__What the task asks__:
Please go line by line through the material and copy each one containing the word "Tallo".

__Extracted material__:
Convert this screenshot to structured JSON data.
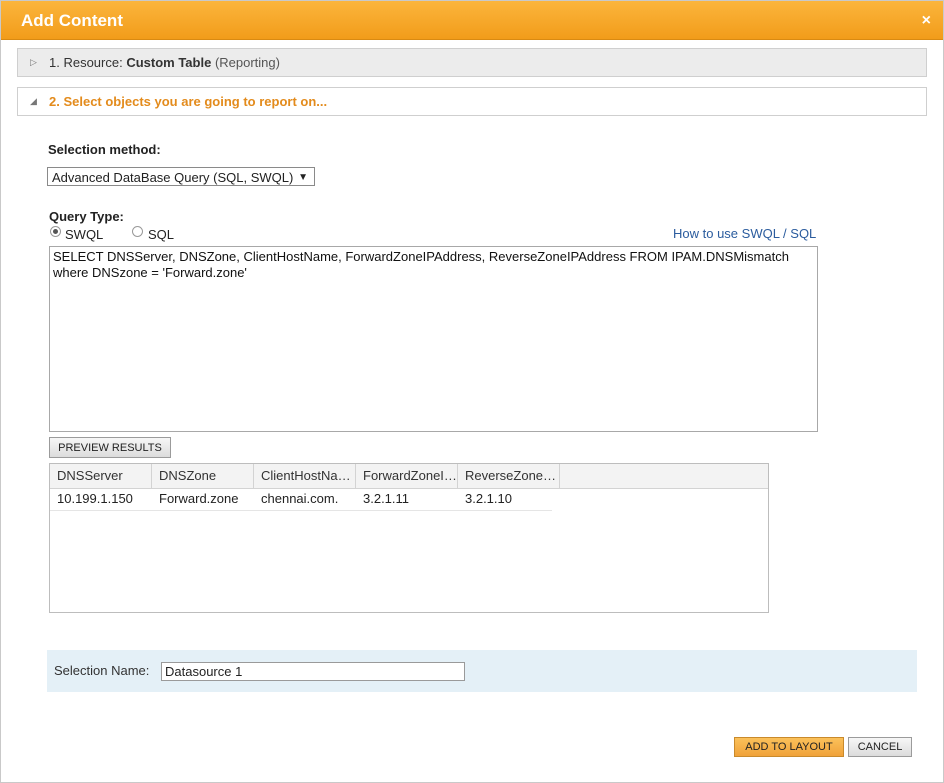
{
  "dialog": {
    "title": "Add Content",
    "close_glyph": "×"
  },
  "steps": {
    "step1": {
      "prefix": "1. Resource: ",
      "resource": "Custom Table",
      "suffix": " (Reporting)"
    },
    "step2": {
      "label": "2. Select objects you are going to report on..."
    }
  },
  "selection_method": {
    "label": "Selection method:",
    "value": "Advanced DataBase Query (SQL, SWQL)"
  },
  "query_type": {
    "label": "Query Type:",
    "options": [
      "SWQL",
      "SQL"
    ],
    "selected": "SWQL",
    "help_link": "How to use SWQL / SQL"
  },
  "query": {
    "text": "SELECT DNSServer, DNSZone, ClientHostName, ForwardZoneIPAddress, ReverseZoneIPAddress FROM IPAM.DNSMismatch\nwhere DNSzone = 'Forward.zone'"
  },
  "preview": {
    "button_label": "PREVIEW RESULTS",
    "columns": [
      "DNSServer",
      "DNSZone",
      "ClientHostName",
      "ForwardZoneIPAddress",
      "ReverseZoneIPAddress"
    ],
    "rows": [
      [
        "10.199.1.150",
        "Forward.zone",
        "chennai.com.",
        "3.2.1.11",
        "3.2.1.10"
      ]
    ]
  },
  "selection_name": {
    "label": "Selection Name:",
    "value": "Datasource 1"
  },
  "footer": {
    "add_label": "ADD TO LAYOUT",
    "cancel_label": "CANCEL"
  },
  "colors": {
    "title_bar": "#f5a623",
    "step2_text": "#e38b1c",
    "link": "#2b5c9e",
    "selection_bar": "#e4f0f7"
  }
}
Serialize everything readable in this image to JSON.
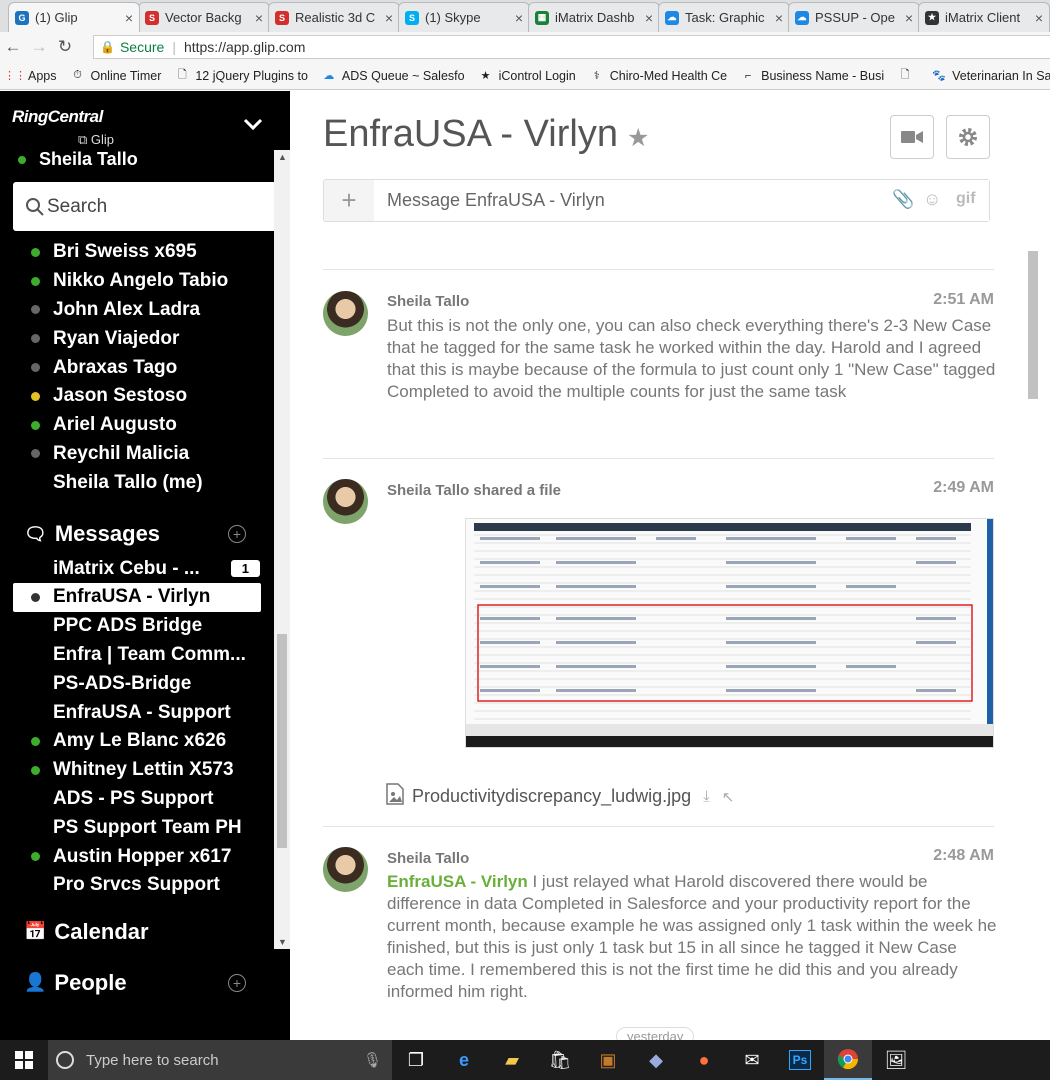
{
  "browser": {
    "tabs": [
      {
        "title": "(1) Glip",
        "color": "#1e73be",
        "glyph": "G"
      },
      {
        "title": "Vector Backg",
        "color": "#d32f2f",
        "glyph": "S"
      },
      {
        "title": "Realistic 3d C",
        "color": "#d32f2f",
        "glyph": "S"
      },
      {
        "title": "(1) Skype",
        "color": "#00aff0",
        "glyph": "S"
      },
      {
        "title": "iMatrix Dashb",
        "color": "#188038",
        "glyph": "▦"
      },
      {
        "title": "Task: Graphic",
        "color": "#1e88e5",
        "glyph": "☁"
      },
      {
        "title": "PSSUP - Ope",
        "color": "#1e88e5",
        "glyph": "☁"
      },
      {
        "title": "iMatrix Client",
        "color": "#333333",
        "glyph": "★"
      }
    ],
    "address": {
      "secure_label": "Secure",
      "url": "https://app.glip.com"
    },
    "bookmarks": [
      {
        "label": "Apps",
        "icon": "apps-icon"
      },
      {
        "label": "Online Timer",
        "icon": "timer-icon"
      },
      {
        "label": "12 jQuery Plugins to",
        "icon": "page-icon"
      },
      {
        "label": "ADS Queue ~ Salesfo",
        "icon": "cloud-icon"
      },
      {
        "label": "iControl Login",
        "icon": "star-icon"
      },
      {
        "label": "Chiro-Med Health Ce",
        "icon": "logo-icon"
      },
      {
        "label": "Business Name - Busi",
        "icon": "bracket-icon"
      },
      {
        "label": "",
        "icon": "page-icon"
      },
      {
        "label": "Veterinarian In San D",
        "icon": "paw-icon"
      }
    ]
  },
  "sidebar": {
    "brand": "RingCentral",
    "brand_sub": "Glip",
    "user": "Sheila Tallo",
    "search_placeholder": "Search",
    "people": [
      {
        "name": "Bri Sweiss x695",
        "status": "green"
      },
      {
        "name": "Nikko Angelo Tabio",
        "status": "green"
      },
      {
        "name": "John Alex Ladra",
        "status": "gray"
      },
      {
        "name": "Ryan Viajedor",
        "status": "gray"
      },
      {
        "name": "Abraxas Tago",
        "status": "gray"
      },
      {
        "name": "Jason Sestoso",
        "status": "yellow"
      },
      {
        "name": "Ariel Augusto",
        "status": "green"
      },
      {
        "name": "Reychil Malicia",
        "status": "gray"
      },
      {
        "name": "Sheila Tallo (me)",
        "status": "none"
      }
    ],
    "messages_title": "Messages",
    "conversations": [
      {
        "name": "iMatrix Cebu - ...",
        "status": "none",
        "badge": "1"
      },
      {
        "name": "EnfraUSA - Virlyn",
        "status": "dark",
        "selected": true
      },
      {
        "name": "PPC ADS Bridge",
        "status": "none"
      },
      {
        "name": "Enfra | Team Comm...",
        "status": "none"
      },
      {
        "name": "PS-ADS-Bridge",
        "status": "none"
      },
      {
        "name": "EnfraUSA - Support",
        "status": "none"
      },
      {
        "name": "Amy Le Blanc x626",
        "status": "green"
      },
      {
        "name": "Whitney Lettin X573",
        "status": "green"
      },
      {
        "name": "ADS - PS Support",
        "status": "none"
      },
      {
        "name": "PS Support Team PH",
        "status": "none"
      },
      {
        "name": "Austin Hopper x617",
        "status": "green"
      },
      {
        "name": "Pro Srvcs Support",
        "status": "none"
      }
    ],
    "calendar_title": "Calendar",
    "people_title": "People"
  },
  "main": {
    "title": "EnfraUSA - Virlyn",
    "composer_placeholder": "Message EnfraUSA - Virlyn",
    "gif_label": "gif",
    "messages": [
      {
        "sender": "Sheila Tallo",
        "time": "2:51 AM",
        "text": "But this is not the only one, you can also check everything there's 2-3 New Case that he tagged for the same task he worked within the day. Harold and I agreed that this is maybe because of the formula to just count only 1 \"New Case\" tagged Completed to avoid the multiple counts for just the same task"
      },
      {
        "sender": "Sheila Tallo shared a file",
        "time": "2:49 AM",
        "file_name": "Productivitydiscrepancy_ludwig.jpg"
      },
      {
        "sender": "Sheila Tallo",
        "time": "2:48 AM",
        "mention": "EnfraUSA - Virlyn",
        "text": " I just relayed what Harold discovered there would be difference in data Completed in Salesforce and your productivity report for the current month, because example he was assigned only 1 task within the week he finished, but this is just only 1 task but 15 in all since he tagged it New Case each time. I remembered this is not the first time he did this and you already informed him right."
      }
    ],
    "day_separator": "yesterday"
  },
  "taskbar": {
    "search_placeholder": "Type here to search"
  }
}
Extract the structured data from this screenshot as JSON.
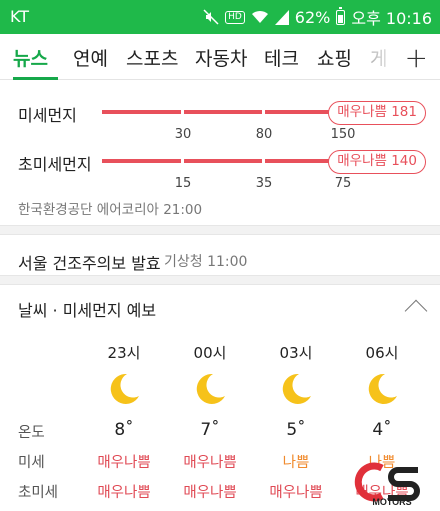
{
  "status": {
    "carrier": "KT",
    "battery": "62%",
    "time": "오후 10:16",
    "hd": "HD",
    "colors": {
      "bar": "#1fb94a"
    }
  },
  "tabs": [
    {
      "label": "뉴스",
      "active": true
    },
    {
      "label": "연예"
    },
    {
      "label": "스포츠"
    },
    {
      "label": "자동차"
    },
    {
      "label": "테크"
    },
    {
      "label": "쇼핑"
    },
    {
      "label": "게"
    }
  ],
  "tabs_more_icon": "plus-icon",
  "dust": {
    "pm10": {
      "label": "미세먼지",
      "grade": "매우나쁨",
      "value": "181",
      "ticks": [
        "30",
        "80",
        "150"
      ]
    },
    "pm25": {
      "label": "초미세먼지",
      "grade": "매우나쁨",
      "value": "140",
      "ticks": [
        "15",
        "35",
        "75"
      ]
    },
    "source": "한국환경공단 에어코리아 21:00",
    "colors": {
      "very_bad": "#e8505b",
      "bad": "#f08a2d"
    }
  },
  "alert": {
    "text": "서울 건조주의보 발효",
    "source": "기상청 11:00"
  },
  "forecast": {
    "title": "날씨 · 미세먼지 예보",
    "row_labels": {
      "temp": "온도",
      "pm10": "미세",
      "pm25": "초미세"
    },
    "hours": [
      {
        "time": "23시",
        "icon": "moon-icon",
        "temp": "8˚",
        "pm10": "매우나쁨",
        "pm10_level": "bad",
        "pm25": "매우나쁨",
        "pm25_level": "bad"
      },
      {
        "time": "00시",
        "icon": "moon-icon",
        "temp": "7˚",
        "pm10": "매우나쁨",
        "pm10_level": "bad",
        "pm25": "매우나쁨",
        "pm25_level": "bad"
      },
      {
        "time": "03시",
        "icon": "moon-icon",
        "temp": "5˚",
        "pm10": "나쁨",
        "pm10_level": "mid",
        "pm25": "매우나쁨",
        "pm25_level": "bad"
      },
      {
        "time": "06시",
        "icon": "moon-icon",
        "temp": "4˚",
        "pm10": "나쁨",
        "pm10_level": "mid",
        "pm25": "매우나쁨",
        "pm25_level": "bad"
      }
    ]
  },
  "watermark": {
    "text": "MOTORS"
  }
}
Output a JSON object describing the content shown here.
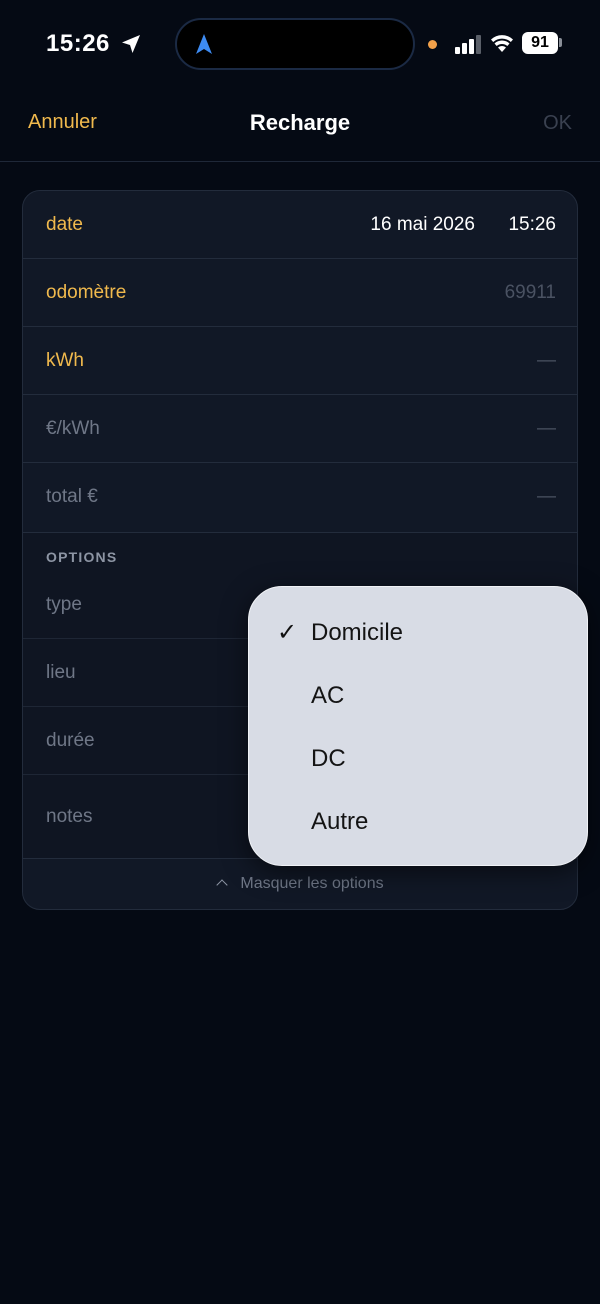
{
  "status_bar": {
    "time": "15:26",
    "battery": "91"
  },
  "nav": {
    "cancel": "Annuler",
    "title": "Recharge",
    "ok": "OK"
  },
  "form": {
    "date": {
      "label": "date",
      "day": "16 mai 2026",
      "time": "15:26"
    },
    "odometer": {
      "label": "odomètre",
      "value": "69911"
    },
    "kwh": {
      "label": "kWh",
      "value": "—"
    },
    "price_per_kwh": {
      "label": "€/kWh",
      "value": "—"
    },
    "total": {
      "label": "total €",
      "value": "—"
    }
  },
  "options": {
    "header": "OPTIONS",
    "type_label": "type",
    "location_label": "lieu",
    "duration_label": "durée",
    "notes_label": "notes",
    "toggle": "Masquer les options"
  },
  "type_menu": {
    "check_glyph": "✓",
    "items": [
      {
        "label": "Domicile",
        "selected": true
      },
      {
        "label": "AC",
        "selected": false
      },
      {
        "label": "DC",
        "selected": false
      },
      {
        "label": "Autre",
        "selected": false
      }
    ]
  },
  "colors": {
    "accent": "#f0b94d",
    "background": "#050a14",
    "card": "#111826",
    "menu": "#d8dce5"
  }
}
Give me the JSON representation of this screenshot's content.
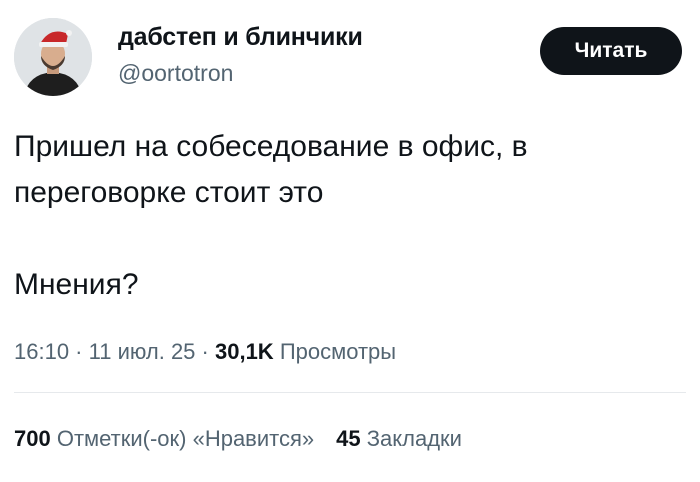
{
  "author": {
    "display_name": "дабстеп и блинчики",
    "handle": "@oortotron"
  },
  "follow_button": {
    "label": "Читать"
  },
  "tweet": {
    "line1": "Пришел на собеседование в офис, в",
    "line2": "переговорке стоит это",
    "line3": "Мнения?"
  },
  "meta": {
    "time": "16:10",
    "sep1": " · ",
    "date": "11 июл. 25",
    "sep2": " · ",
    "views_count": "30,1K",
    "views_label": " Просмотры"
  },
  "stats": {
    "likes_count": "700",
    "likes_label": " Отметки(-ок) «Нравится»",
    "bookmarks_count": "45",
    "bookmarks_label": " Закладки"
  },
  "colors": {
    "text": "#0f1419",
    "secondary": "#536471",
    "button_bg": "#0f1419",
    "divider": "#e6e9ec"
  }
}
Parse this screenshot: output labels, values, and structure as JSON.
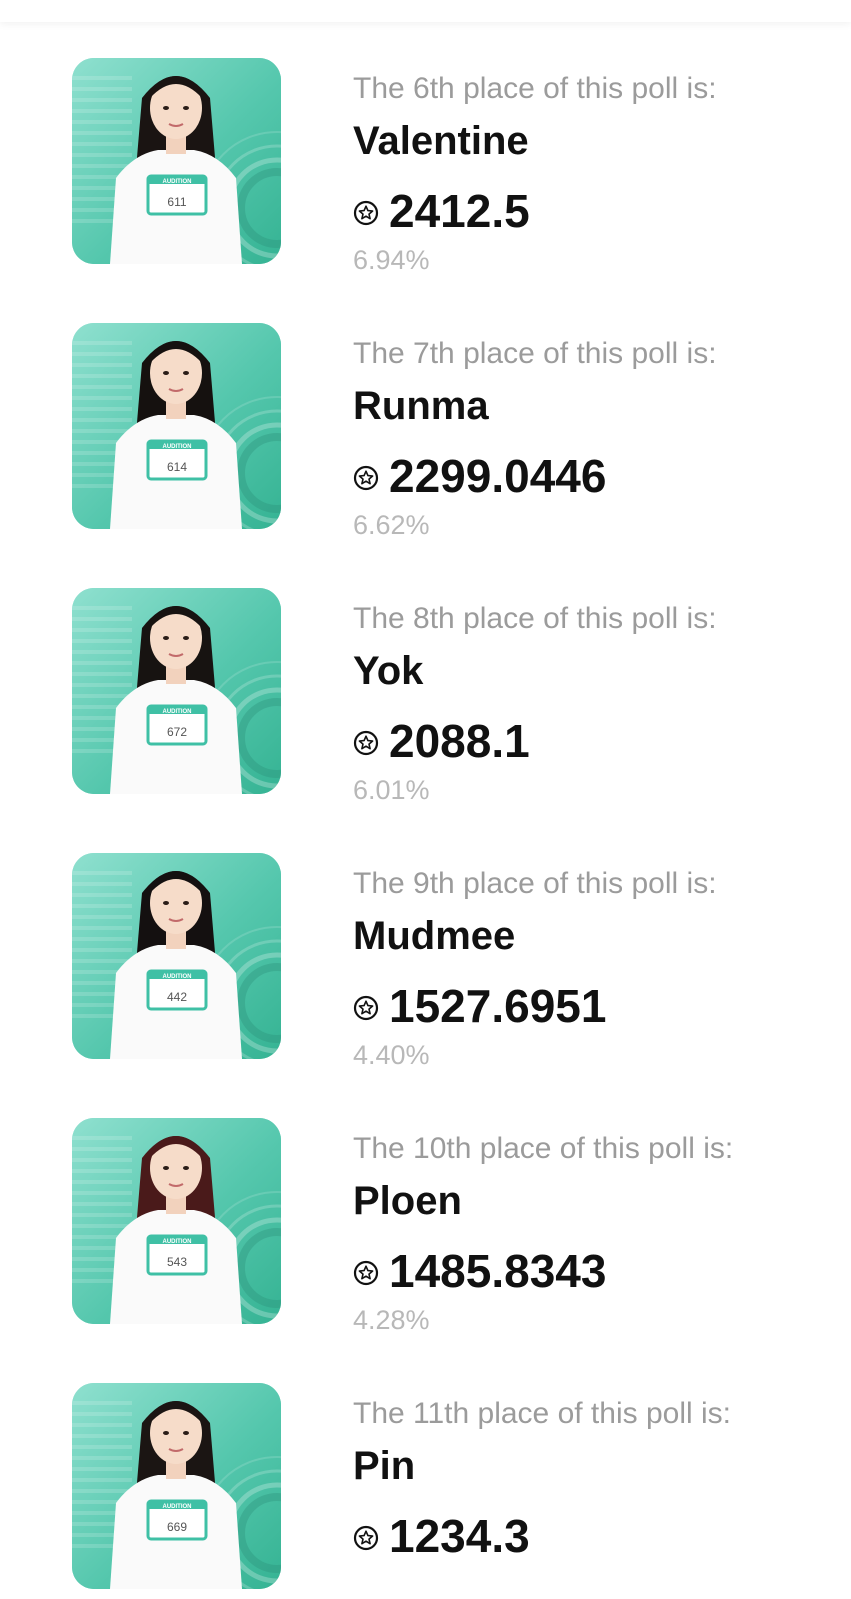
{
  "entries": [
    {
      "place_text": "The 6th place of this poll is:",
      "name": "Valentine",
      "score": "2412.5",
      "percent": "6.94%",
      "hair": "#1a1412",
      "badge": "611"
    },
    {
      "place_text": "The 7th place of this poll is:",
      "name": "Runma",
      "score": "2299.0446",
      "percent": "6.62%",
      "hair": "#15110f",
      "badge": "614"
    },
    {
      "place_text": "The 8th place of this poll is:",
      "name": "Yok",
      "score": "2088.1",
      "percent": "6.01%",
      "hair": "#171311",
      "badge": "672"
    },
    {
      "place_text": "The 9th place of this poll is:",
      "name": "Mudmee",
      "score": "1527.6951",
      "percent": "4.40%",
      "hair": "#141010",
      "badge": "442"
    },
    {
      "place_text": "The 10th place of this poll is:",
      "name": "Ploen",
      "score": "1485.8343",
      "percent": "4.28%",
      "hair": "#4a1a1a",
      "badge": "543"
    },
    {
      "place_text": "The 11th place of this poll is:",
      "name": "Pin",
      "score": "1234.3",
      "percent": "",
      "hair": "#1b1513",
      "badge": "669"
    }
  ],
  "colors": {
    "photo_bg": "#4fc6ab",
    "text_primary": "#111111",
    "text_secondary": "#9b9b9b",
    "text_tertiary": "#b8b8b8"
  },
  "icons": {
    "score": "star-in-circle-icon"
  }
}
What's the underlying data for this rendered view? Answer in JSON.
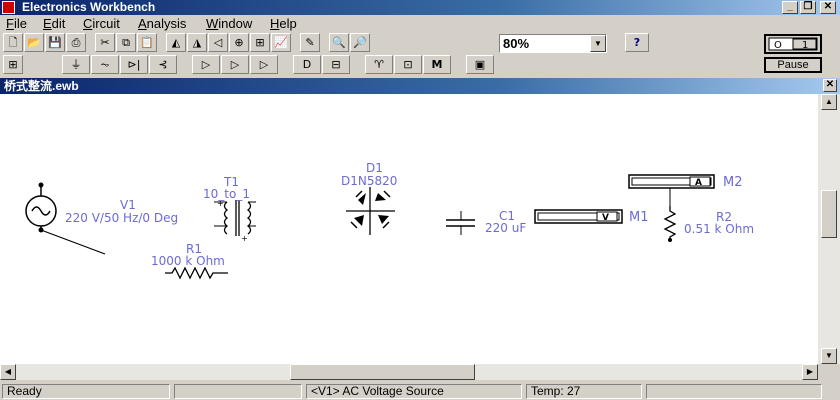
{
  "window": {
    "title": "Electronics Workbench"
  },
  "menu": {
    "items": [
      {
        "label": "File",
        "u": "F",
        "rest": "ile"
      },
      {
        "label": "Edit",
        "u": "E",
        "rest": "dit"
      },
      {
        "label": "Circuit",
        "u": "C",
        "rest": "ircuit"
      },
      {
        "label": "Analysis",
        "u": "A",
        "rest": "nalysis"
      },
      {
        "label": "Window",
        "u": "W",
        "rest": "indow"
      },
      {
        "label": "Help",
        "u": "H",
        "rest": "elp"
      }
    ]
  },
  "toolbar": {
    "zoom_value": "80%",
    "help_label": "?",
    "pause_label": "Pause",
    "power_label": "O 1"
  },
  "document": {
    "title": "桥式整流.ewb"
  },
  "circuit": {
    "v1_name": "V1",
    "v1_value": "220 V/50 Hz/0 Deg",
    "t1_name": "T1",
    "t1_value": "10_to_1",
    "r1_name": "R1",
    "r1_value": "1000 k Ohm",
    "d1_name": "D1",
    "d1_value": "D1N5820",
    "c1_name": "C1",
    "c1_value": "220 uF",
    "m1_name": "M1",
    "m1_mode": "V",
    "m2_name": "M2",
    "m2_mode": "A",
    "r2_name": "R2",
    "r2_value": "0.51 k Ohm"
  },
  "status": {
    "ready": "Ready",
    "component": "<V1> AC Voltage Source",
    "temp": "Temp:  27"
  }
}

__Answer to this problem__:
    "user": "Sheila Tallo",
        "name": "Sheila Tallo (me)",
        "sender": "Sheila Tallo",
        "sender": "Sheila Tallo shared a file",
        "sender": "Sheila Tallo",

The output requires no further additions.